December 17, 2014 3:13 PM
This week we get to say goodbye to the 113th Congress. For those who believe in free markets and individual liberty, it was a doozy. There were some losses, but also some big wins. One victory in particular is worth noting because the battle involved one of the worst aspects of politics: entrenched and connected special interests, versus one of the best aspects: a pro-liberty grassroots uprising of individuals against cronyism.
Like all so-called vices, gambling has always had its foes, from religious leaders who believe it is evil to public health professionals and social advocates worrying exploitation of young, ill, and poor. For the most part, these interests have been unable to stop the demand for or rise in legal gambling throughout the United States. But when one of the world’s richest men says he’ll spend what it takes to ban Internet gambling, all bets are off.
Intrastate online gambling does not violate federal law: that was the conclusion the department of justice came to in 2011 after two years of consideration. So long as the gambling was not sports related, no federal laws prohibited states from allowing online gambling within their borders. Within the next two years three states, Delaware, New Jersey, and Nevada, began offering licensed and regulated online gambling.
Not long after that, in November 2013, Sheldon Adelson—CEO of Sands Casino—announced his plan to stop the spread of legal online gambling in the U.S. Coming from the man who almost single-handedly funded Newt Gingrich’s 2012 presidential campaign and who donates millions more to members of Congress—it was a threat that nobody considered empty.
- December 23, 2011: DOJ declares no federal law preventing intrastate online gambling
- November 2013: Nevada, New Jersey, Delaware offer legal online gambling
- November 2013: Adelson announces Coalition to Stop Internet Gambling
- March 20, 2014: Draft bill written by Adelson’s lobbyist circulated through Congress—on March 26, Sen. Lindsey Graham (R-S.C.) and Rep. Jason Chaffetz (R-Utah) officially introduce the Restoration of America’s Wire Act (S. 2159, H.R. 4301)
June 26, 2014 10:41 AM
Yesterday, the Supreme Court released its much-awaited decision in ABC v. Aereo. The Court reversed the Second Circuit, holding that Aereo directly infringed the copyrights of broadcast television program owners by publicly performing their works without permission. Justice Breyer, who wrote the opinion for the Court, was joined by five other Justices, including Chief Justice Roberts, Justice Kennedy, and the liberal-leaning bloc. Interestingly, Justice Scalia dissented on textualist grounds, joined by his conservative-leaning colleagues Justice Thomas and Justice Alito.
As this split illustrates, debates about intellectual property often don’t break down along partisan or ideological lines, and the division between the majority and the dissent in Aereo focused entirely on how to interpret the copyright statute, not on the underlying philosophical merits of property rights or policy judgments regarding the costs and benefits of stronger or weaker IP.

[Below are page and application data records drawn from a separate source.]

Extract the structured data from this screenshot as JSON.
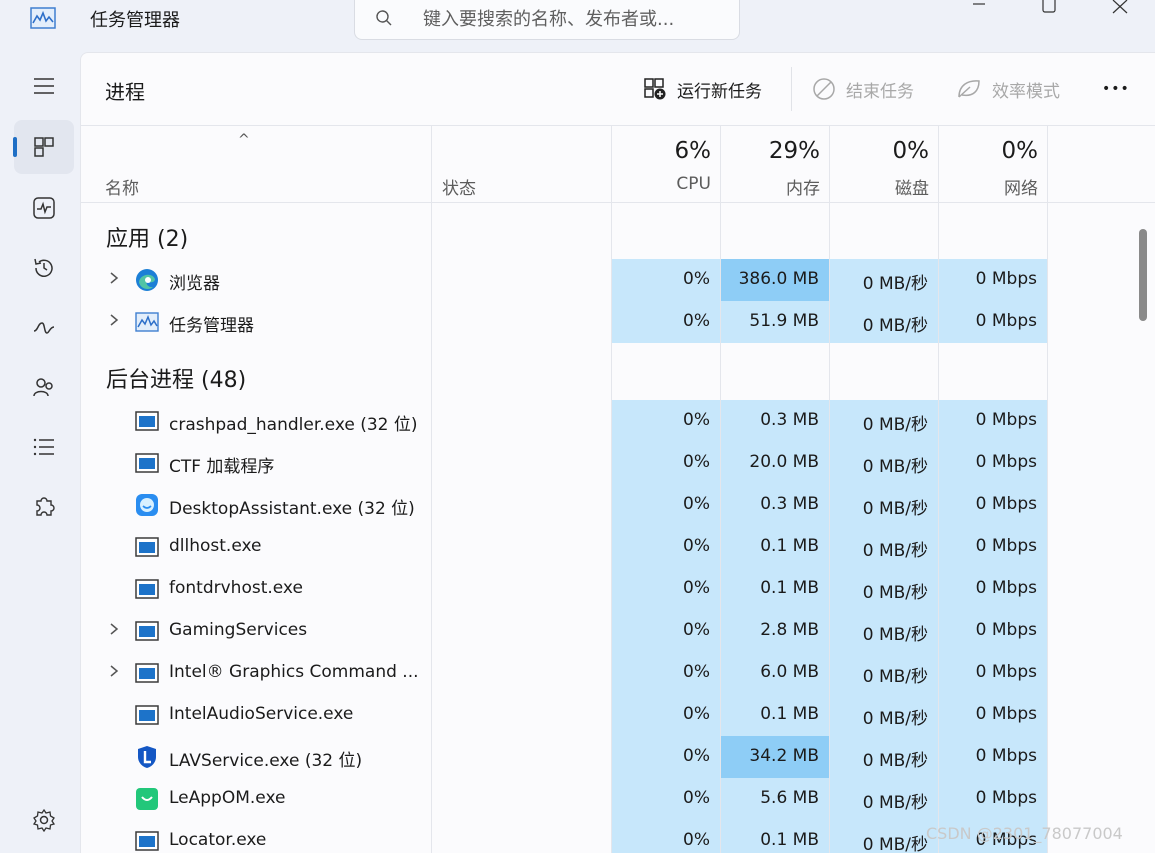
{
  "app": {
    "title": "任务管理器"
  },
  "search": {
    "placeholder": "键入要搜索的名称、发布者或..."
  },
  "toolbar": {
    "page_title": "进程",
    "run_new_task": "运行新任务",
    "end_task": "结束任务",
    "efficiency_mode": "效率模式",
    "more": "•••"
  },
  "header": {
    "name": "名称",
    "status": "状态",
    "cpu_pct": "6%",
    "cpu": "CPU",
    "mem_pct": "29%",
    "mem": "内存",
    "disk_pct": "0%",
    "disk": "磁盘",
    "net_pct": "0%",
    "net": "网络"
  },
  "groups": {
    "apps": "应用 (2)",
    "background": "后台进程 (48)"
  },
  "apps": [
    {
      "name": "浏览器",
      "icon": "edge-icon",
      "cpu": "0%",
      "mem": "386.0 MB",
      "disk": "0 MB/秒",
      "net": "0 Mbps",
      "expandable": true,
      "hot": true
    },
    {
      "name": "任务管理器",
      "icon": "task-manager-icon",
      "cpu": "0%",
      "mem": "51.9 MB",
      "disk": "0 MB/秒",
      "net": "0 Mbps",
      "expandable": true,
      "hot": false
    }
  ],
  "background": [
    {
      "name": "crashpad_handler.exe (32 位)",
      "icon": "window-icon",
      "cpu": "0%",
      "mem": "0.3 MB",
      "disk": "0 MB/秒",
      "net": "0 Mbps",
      "expandable": false,
      "hot": false
    },
    {
      "name": "CTF 加载程序",
      "icon": "window-icon",
      "cpu": "0%",
      "mem": "20.0 MB",
      "disk": "0 MB/秒",
      "net": "0 Mbps",
      "expandable": false,
      "hot": false
    },
    {
      "name": "DesktopAssistant.exe (32 位)",
      "icon": "assistant-icon",
      "cpu": "0%",
      "mem": "0.3 MB",
      "disk": "0 MB/秒",
      "net": "0 Mbps",
      "expandable": false,
      "hot": false
    },
    {
      "name": "dllhost.exe",
      "icon": "window-icon",
      "cpu": "0%",
      "mem": "0.1 MB",
      "disk": "0 MB/秒",
      "net": "0 Mbps",
      "expandable": false,
      "hot": false
    },
    {
      "name": "fontdrvhost.exe",
      "icon": "window-icon",
      "cpu": "0%",
      "mem": "0.1 MB",
      "disk": "0 MB/秒",
      "net": "0 Mbps",
      "expandable": false,
      "hot": false
    },
    {
      "name": "GamingServices",
      "icon": "window-icon",
      "cpu": "0%",
      "mem": "2.8 MB",
      "disk": "0 MB/秒",
      "net": "0 Mbps",
      "expandable": true,
      "hot": false
    },
    {
      "name": "Intel® Graphics Command ...",
      "icon": "window-icon",
      "cpu": "0%",
      "mem": "6.0 MB",
      "disk": "0 MB/秒",
      "net": "0 Mbps",
      "expandable": true,
      "hot": false
    },
    {
      "name": "IntelAudioService.exe",
      "icon": "window-icon",
      "cpu": "0%",
      "mem": "0.1 MB",
      "disk": "0 MB/秒",
      "net": "0 Mbps",
      "expandable": false,
      "hot": false
    },
    {
      "name": "LAVService.exe (32 位)",
      "icon": "shield-icon",
      "cpu": "0%",
      "mem": "34.2 MB",
      "disk": "0 MB/秒",
      "net": "0 Mbps",
      "expandable": false,
      "hot": true
    },
    {
      "name": "LeAppOM.exe",
      "icon": "bag-icon",
      "cpu": "0%",
      "mem": "5.6 MB",
      "disk": "0 MB/秒",
      "net": "0 Mbps",
      "expandable": false,
      "hot": false
    },
    {
      "name": "Locator.exe",
      "icon": "window-icon",
      "cpu": "0%",
      "mem": "0.1 MB",
      "disk": "0 MB/秒",
      "net": "0 Mbps",
      "expandable": false,
      "hot": false
    }
  ],
  "watermark": "CSDN @2301_78077004",
  "colors": {
    "accent": "#1f6fc5",
    "cell": "#c7e7fb",
    "cell_hot": "#8ecdf6"
  }
}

The majority, relying on both the legislative history and the text of the Copyright Act of 1976, emphasized that the Act sought to foreclose the workaround by cable companies of broadcasters’ copyrights that the Supreme Court had previously sanctioned in a duo of cases—and that Aereo’s conduct was functionally almost identical to the unauthorized retransmissions by cable companies prior to the 1976 Act.
Justice Scalia dissented on two grounds: first, that the majority based its reading of the statute on legislative history, a practice he opposes as a means of divining a statute’s meaning; and second, that the majority relied on a vague and inapt comparison between Aereo’s allegedly infringing conduct and cable companies’ pre-1976 retransmissions of broadcast network programming.
We argue here, building on our amicus brief and our previous blog post on Aereo, that, regardless of which test applies, Aereo infringes on television program owners’ exclusive right under the Copyright Act to publicly perform their works. Moreover, we argue that the Court’s test in Aereo is far less ambiguous than its critics assert, and that it does not endanger cloud computing services like so many contend.